→ **About this exercise**: The text of every record, exactly as given and with no pictures, should be your output.

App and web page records

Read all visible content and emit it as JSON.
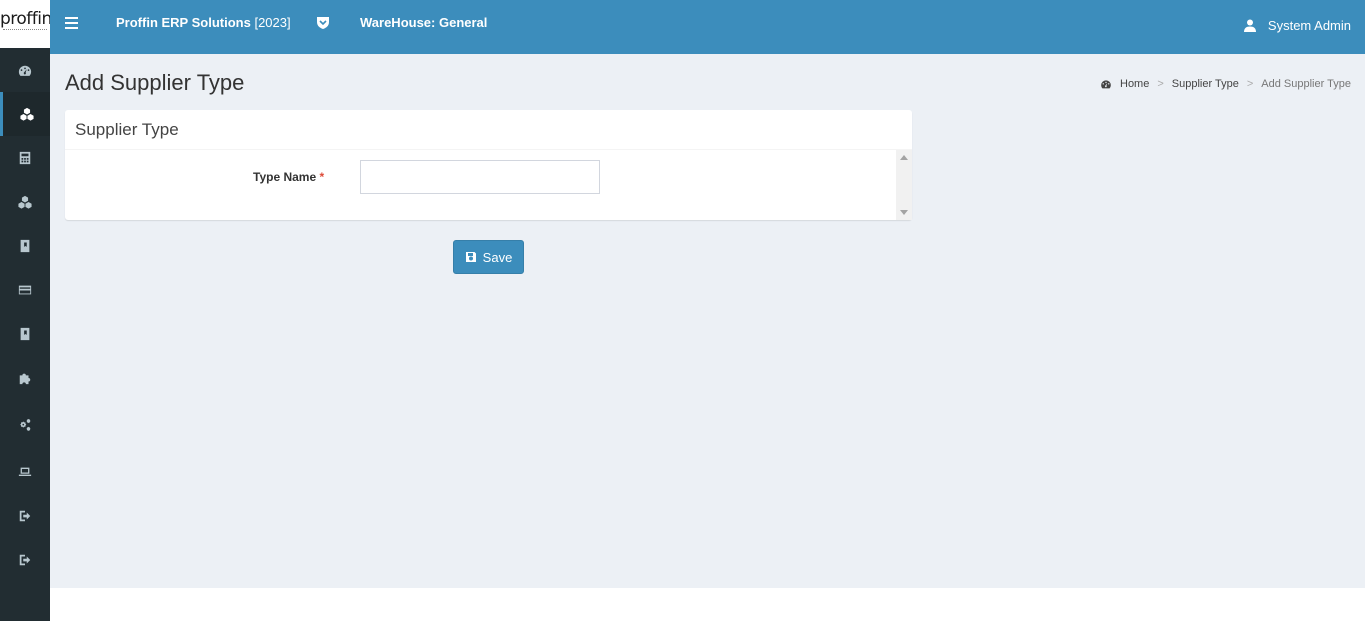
{
  "brand": {
    "logo_text": "proffin"
  },
  "header": {
    "app_name": "Proffin ERP Solutions",
    "app_year": "[2023]",
    "warehouse": "WareHouse: General",
    "user_name": "System Admin",
    "accent_color": "#3c8dbc"
  },
  "sidebar": {
    "items": [
      {
        "icon": "dashboard-icon"
      },
      {
        "icon": "cubes-icon",
        "active": true
      },
      {
        "icon": "calculator-icon"
      },
      {
        "icon": "cubes-icon"
      },
      {
        "icon": "book-icon"
      },
      {
        "icon": "credit-card-icon"
      },
      {
        "icon": "book-icon"
      },
      {
        "icon": "puzzle-icon"
      },
      {
        "icon": "gears-icon"
      },
      {
        "icon": "laptop-icon"
      },
      {
        "icon": "sign-out-icon"
      },
      {
        "icon": "sign-out-icon"
      }
    ]
  },
  "page": {
    "title": "Add Supplier Type",
    "breadcrumb": [
      "Home",
      "Supplier Type",
      "Add Supplier Type"
    ]
  },
  "form": {
    "box_title": "Supplier Type",
    "type_name_label": "Type Name",
    "required_mark": "*",
    "type_name_value": "",
    "save_label": "Save"
  }
}
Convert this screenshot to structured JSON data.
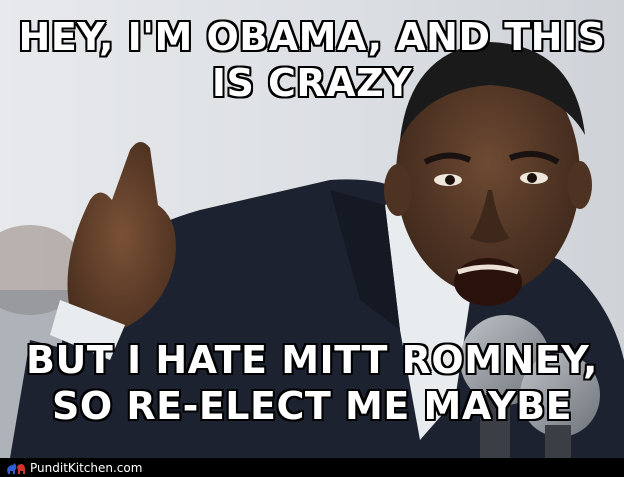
{
  "meme": {
    "top_caption": [
      "HEY, I'M OBAMA, AND THIS",
      "IS CRAZY"
    ],
    "bottom_caption": [
      "BUT I HATE MITT ROMNEY,",
      "SO RE-ELECT ME MAYBE"
    ]
  },
  "watermark": {
    "text": "PunditKitchen.com",
    "logo_icon": "donkey-elephant-logo-icon"
  },
  "colors": {
    "caption_fill": "#ffffff",
    "caption_outline": "#000000",
    "watermark_bar": "#000000",
    "suit": "#1d2230",
    "skin": "#5a3a26"
  }
}
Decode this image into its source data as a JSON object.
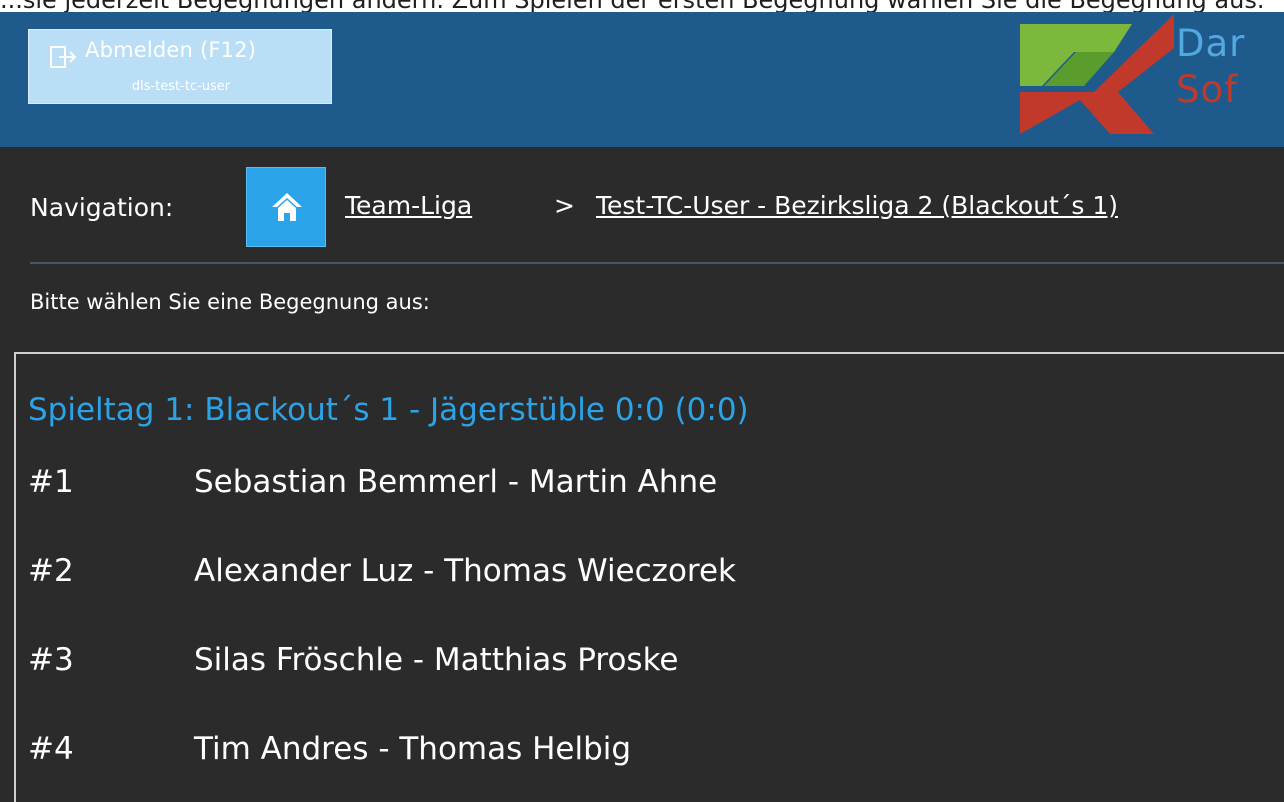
{
  "top_strip_text": "...sie jederzeit Begegnungen ändern. Zum Spielen der ersten Begegnung wählen Sie die Begegnung aus.",
  "header": {
    "logout": {
      "label": "Abmelden (F12)",
      "user": "dls-test-tc-user",
      "icon": "logout-icon"
    },
    "logo": {
      "line1": "Dar",
      "line2": "Sof"
    }
  },
  "navigation": {
    "label": "Navigation:",
    "home_icon": "home-icon",
    "crumbs": [
      {
        "label": "Team-Liga"
      },
      {
        "label": "Test-TC-User - Bezirksliga 2 (Blackout´s 1)"
      }
    ],
    "separator": ">"
  },
  "prompt": "Bitte wählen Sie eine Begegnung aus:",
  "matchday": {
    "title": "Spieltag 1: Blackout´s 1 - Jägerstüble 0:0 (0:0)",
    "matches": [
      {
        "number": "#1",
        "players": "Sebastian Bemmerl - Martin Ahne"
      },
      {
        "number": "#2",
        "players": "Alexander Luz - Thomas Wieczorek"
      },
      {
        "number": "#3",
        "players": "Silas Fröschle - Matthias Proske"
      },
      {
        "number": "#4",
        "players": "Tim Andres - Thomas Helbig"
      }
    ]
  },
  "colors": {
    "header_bg": "#1e5a8c",
    "accent": "#2aa3e8",
    "page_bg": "#2b2b2b"
  }
}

→ **Solution to this problem**:
Read all visible content and emit it as JSON.
{
  "brand": {
    "logo_text": "proffin"
  },
  "header": {
    "app_name": "Proffin ERP Solutions",
    "app_year": "[2023]",
    "warehouse": "WareHouse: General",
    "user_name": "System Admin",
    "accent_color": "#3c8dbc"
  },
  "sidebar": {
    "items": [
      {
        "icon": "dashboard-icon"
      },
      {
        "icon": "cubes-icon",
        "active": true
      },
      {
        "icon": "calculator-icon"
      },
      {
        "icon": "cubes-icon"
      },
      {
        "icon": "book-icon"
      },
      {
        "icon": "credit-card-icon"
      },
      {
        "icon": "book-icon"
      },
      {
        "icon": "puzzle-icon"
      },
      {
        "icon": "gears-icon"
      },
      {
        "icon": "laptop-icon"
      },
      {
        "icon": "sign-out-icon"
      },
      {
        "icon": "sign-out-icon"
      }
    ]
  },
  "page": {
    "title": "Add Supplier Type",
    "breadcrumb": [
      "Home",
      "Supplier Type",
      "Add Supplier Type"
    ]
  },
  "form": {
    "box_title": "Supplier Type",
    "type_name_label": "Type Name",
    "required_mark": "*",
    "type_name_value": "",
    "save_label": "Save"
  }
}
Convert this screenshot to structured JSON data.
{
  "meme": {
    "top_caption": [
      "HEY, I'M OBAMA, AND THIS",
      "IS CRAZY"
    ],
    "bottom_caption": [
      "BUT I HATE MITT ROMNEY,",
      "SO RE-ELECT ME MAYBE"
    ]
  },
  "watermark": {
    "text": "PunditKitchen.com",
    "logo_icon": "donkey-elephant-logo-icon"
  },
  "colors": {
    "caption_fill": "#ffffff",
    "caption_outline": "#000000",
    "watermark_bar": "#000000",
    "suit": "#1d2230",
    "skin": "#5a3a26"
  }
}
Decode this image into its source data as a JSON object.
{
  "top_strip_text": "...sie jederzeit Begegnungen ändern. Zum Spielen der ersten Begegnung wählen Sie die Begegnung aus.",
  "header": {
    "logout": {
      "label": "Abmelden (F12)",
      "user": "dls-test-tc-user",
      "icon": "logout-icon"
    },
    "logo": {
      "line1": "Dar",
      "line2": "Sof"
    }
  },
  "navigation": {
    "label": "Navigation:",
    "home_icon": "home-icon",
    "crumbs": [
      {
        "label": "Team-Liga"
      },
      {
        "label": "Test-TC-User - Bezirksliga 2 (Blackout´s 1)"
      }
    ],
    "separator": ">"
  },
  "prompt": "Bitte wählen Sie eine Begegnung aus:",
  "matchday": {
    "title": "Spieltag 1: Blackout´s 1 - Jägerstüble 0:0 (0:0)",
    "matches": [
      {
        "number": "#1",
        "players": "Sebastian Bemmerl - Martin Ahne"
      },
      {
        "number": "#2",
        "players": "Alexander Luz - Thomas Wieczorek"
      },
      {
        "number": "#3",
        "players": "Silas Fröschle - Matthias Proske"
      },
      {
        "number": "#4",
        "players": "Tim Andres - Thomas Helbig"
      }
    ]
  },
  "colors": {
    "header_bg": "#1e5a8c",
    "accent": "#2aa3e8",
    "page_bg": "#2b2b2b"
  }
}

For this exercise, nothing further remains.